Over the last few months, it’s been taking me longer and longer to write these blogs because of 1 thing – the spacebar on my MacBook Keyboard – although I think I’ve now resolved the problem!

I’ve never really been a fan of the keyboard on my MacBook, and much preferred the previous keyboards on the MacBook Air (MBA) models.  I really struggled to get used to the new keyboard, and whilst I now type almost as fast as I can on the old one, I still think I make more errors than I did before.

A few months ago that changed completely when I started to notice that spacebar key presses weren’t always recognised and I either had to correct the errors at the end of typing or delete the text I’d entered when I noticed.

It was starting to become a real issue for me, and one I wasn’t sure how I might get resolved.  In the past, I’ve always taken out AppleCare with my MBA and it ended up being a good investment for them all.

The hinge broke on my original 2008 MBA, and the whole screen and lid was replaced under AppleCare.  I developed a mark on the screen of my 2010 MBA which I believed was due to the keyboard pressing against the screen when the device was closed, and the whole screen and lid was replaced again under AppleCare.  I had a display issue with my 2013 MBA which resulted in the screen and motherboard being replaced, so without AppleCare, I’d have been pretty seriously out of pocket, and probably no longer using Apple devices!

I bought my 2016 MacBook from John Lewis, and they provided a free 3-year Extended Warranty, so I didn’t both with AppleCare.  When I started having the problems I checked the warranty and it didn’t look anywhere near as good as AppleCare, or certainly not in terms of the diagnosis and repair turnaround times.

Anyway, enough backstory!  I was browsing MacRumors (I know, it should have another U) over the weekend and noticed this thread, where Apple has accepted an issue with the butterfly mechanism keyboards on a whole range of devices, including my 2016 MacBook.  I went straight to the Apple website and booked a Genius visit for the Edinburgh store this coming Thursday.

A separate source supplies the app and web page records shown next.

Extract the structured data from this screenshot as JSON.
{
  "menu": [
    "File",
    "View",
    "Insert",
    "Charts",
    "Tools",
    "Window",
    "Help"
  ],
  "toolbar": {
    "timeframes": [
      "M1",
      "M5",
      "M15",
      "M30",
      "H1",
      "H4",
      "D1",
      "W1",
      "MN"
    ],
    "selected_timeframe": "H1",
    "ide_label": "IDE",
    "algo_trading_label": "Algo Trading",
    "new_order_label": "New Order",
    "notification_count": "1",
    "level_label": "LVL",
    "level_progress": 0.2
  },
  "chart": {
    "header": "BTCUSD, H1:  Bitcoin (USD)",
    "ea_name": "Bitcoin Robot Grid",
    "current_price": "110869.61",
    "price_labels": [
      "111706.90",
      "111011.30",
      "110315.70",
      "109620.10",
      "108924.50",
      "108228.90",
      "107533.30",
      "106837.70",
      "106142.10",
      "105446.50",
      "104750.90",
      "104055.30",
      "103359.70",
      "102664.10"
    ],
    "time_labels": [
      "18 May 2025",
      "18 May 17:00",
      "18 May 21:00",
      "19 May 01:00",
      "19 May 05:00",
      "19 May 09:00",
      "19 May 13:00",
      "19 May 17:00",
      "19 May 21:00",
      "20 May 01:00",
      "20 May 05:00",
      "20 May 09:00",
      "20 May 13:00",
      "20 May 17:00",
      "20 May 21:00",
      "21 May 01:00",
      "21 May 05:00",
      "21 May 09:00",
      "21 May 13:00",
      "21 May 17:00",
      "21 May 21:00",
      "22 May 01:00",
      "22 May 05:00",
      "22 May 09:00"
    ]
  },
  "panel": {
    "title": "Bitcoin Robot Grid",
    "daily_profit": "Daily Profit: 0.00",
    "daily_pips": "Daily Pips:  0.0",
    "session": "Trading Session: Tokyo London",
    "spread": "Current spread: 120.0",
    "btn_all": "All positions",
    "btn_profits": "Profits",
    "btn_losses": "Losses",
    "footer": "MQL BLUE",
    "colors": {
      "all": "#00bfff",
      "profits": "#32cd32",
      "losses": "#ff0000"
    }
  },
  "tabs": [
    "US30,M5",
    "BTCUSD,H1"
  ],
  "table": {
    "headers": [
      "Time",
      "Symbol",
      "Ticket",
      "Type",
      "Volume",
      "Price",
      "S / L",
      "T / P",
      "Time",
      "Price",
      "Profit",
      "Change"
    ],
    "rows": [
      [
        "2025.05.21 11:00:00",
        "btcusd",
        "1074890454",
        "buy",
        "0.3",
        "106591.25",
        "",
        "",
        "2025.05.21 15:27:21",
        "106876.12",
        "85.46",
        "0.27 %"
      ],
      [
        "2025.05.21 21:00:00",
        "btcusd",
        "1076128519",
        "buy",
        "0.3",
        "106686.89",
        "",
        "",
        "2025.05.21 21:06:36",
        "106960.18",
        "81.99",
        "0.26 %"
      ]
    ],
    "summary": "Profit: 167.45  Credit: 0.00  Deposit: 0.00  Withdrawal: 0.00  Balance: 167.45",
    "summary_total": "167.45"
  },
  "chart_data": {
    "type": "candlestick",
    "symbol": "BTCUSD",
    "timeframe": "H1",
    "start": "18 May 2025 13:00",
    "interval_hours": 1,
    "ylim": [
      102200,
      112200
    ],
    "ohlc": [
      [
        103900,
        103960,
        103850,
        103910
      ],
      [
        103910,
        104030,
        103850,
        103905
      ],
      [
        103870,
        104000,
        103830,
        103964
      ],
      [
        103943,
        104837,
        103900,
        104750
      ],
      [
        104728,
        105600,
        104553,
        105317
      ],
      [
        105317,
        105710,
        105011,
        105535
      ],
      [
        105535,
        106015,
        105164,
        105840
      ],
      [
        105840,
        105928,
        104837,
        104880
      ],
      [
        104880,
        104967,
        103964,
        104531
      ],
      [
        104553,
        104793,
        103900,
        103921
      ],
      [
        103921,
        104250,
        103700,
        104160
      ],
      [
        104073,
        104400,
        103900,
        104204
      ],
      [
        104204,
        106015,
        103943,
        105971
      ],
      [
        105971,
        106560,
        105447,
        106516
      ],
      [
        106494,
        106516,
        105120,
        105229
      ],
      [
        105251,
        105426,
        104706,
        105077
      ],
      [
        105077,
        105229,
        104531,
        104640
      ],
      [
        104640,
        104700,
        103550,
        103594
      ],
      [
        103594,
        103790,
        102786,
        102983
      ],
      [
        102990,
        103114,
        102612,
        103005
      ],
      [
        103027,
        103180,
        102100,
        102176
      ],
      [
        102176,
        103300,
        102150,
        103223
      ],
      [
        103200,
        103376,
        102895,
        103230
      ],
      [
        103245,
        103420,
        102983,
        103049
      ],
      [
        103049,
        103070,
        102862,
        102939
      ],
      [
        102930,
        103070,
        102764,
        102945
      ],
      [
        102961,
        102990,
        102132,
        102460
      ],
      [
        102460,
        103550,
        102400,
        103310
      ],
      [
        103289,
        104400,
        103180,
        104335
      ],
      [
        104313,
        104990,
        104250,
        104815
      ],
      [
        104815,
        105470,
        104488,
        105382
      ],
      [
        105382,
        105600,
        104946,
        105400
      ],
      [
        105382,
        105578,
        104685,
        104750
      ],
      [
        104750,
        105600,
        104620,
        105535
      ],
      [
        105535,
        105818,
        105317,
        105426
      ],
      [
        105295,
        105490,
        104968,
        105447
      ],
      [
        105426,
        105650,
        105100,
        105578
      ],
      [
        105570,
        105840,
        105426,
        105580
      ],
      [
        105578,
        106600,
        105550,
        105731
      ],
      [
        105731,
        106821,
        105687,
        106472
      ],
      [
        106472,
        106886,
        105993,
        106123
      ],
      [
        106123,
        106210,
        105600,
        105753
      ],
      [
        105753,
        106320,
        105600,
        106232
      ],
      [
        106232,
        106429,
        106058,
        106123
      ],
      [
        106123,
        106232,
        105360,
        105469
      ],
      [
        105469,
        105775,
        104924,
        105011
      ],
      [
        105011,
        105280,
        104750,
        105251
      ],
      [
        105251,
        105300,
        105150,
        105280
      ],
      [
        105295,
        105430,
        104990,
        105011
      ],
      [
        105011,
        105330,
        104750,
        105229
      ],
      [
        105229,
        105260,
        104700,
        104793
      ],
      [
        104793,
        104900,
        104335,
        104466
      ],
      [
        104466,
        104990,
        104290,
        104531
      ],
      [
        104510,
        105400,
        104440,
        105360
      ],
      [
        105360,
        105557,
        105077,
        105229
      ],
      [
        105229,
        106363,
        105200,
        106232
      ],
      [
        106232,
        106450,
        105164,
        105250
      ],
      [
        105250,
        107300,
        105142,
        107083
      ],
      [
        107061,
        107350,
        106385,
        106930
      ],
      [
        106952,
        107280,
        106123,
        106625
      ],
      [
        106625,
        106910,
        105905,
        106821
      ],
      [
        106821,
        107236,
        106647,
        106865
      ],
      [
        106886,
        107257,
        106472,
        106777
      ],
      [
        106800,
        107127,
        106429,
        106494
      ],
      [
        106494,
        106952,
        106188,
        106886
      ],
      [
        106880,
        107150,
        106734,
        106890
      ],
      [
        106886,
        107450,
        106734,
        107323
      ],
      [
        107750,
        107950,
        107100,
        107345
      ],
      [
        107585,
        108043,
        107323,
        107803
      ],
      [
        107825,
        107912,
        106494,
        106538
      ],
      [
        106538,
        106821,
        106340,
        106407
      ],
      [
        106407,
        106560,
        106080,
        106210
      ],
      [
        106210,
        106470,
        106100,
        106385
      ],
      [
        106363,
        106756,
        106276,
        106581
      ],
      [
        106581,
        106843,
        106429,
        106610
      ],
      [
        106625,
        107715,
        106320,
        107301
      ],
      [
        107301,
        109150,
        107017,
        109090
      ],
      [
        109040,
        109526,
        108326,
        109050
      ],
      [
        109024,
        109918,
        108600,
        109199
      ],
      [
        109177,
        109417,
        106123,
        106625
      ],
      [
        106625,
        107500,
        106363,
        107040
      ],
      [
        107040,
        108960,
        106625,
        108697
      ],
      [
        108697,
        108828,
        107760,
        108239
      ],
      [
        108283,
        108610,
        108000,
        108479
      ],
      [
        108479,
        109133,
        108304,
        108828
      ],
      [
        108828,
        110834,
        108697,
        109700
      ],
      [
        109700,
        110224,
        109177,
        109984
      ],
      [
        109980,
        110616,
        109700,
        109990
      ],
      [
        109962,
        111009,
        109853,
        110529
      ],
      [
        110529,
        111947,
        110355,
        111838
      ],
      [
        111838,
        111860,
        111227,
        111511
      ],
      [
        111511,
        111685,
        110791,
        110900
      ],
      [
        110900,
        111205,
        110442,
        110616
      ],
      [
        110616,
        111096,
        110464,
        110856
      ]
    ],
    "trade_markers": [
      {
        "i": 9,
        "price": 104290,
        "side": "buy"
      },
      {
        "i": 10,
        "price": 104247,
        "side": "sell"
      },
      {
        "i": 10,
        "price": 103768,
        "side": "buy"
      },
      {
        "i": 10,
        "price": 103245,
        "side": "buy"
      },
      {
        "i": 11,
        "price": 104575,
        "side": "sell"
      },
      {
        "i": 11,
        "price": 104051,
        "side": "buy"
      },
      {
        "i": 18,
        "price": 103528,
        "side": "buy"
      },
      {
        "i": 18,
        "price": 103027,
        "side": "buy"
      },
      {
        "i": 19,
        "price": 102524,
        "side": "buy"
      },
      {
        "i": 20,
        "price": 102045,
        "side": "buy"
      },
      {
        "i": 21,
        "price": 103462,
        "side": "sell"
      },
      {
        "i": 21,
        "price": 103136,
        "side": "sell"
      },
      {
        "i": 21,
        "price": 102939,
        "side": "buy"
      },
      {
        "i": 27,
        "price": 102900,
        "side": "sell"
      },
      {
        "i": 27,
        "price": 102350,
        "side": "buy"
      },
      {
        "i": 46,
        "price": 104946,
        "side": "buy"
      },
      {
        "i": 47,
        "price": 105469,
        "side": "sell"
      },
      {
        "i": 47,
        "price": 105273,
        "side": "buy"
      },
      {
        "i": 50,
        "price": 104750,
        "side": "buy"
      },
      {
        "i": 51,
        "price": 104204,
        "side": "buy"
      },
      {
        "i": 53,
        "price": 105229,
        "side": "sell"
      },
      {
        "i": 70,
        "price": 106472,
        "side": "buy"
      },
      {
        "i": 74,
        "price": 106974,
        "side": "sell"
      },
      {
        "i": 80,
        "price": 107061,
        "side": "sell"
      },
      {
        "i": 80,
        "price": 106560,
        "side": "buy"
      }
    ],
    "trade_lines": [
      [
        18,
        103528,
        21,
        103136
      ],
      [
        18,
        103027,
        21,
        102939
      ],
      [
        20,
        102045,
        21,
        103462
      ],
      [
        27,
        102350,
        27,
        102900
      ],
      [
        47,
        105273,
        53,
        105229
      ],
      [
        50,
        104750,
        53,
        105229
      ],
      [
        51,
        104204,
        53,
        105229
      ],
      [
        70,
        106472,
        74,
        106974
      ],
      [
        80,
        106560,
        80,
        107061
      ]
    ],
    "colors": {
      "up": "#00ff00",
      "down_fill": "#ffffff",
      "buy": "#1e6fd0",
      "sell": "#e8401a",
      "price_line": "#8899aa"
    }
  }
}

I had a little spare time today so thought I’d read through some of the 25 pages of comments when I came across this post.  It was a link to the Apple website showing how to clean the keyboards using compressed air.  Now I didn’t have a small can of compressed air as shown in the image at home, but I do have some rather large compressed air cylinders that I use for diving in the garage, along with a nozzle I hoped would work just as well.

AND IT DID!  I’ve typed this whole blog without missing a single spacebar keystroke.  What a difference it makes not having to go back and correct mistakes every 4-5 words.  Now I just need to cancel the Apple store appointment…